*** RECORD EXCERPTS ***

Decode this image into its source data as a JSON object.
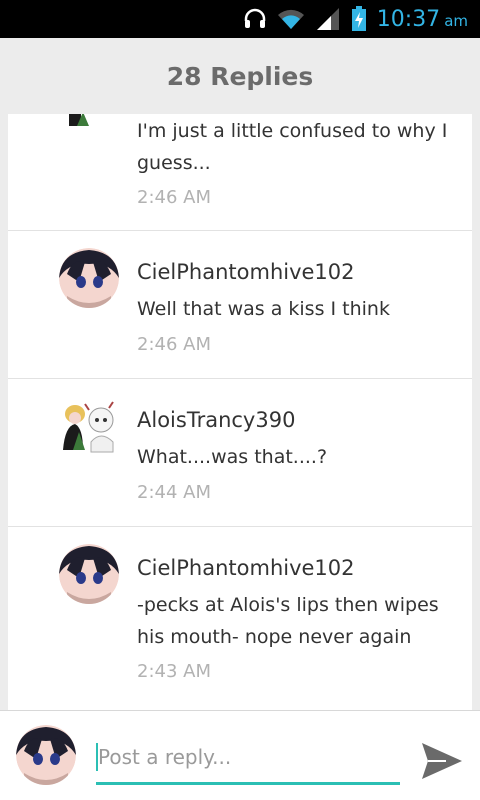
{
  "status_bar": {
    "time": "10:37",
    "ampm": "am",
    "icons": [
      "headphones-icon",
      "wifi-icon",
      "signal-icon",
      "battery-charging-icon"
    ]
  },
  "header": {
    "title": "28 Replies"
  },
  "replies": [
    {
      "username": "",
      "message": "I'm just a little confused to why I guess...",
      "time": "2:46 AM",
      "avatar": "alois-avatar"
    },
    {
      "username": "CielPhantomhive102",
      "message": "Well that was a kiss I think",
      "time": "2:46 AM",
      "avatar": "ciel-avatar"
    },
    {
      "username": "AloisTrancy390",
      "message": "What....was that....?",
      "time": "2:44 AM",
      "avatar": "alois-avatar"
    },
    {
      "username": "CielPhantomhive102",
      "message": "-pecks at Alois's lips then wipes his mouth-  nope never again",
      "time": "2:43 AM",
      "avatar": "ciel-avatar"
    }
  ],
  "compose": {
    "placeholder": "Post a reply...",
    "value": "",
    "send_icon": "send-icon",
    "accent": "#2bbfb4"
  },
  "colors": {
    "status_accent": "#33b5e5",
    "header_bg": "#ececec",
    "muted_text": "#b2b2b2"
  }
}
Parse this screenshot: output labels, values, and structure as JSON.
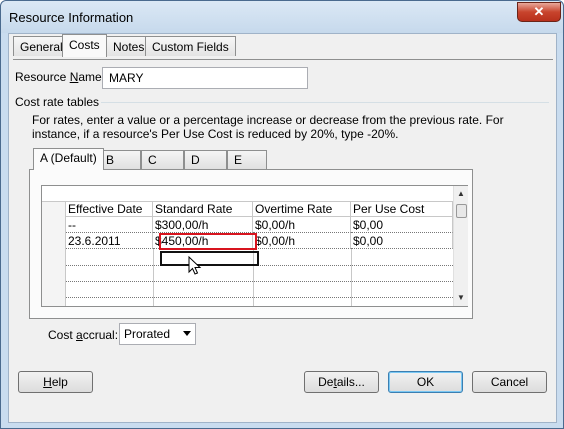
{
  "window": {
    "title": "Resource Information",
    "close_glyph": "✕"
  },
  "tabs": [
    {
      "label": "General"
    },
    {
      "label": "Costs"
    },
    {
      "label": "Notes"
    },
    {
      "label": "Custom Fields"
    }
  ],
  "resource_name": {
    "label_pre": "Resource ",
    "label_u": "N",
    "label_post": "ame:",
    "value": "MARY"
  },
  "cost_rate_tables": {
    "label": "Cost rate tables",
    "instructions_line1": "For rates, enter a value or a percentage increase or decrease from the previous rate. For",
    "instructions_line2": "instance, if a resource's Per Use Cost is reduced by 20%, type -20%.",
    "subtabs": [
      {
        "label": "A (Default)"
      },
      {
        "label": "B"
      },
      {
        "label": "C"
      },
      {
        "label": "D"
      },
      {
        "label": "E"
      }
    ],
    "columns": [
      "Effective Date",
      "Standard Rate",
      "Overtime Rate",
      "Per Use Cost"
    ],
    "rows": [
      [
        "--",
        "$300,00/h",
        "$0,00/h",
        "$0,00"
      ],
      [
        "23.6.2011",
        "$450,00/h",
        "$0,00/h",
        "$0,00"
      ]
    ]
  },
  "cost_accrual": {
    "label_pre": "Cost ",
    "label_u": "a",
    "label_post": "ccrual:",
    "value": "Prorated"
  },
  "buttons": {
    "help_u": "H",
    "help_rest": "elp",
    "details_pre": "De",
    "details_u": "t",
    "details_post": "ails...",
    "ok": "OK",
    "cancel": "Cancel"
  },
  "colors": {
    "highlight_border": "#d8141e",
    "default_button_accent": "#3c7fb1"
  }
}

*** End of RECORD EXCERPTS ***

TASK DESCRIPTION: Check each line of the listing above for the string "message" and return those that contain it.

RESULT BELOW:
      "message": "I'm just a little confused to why I guess...",
      "message": "Well that was a kiss I think",
      "message": "What....was that....?",
      "message": "-pecks at Alois's lips then wipes his mouth-  nope never again",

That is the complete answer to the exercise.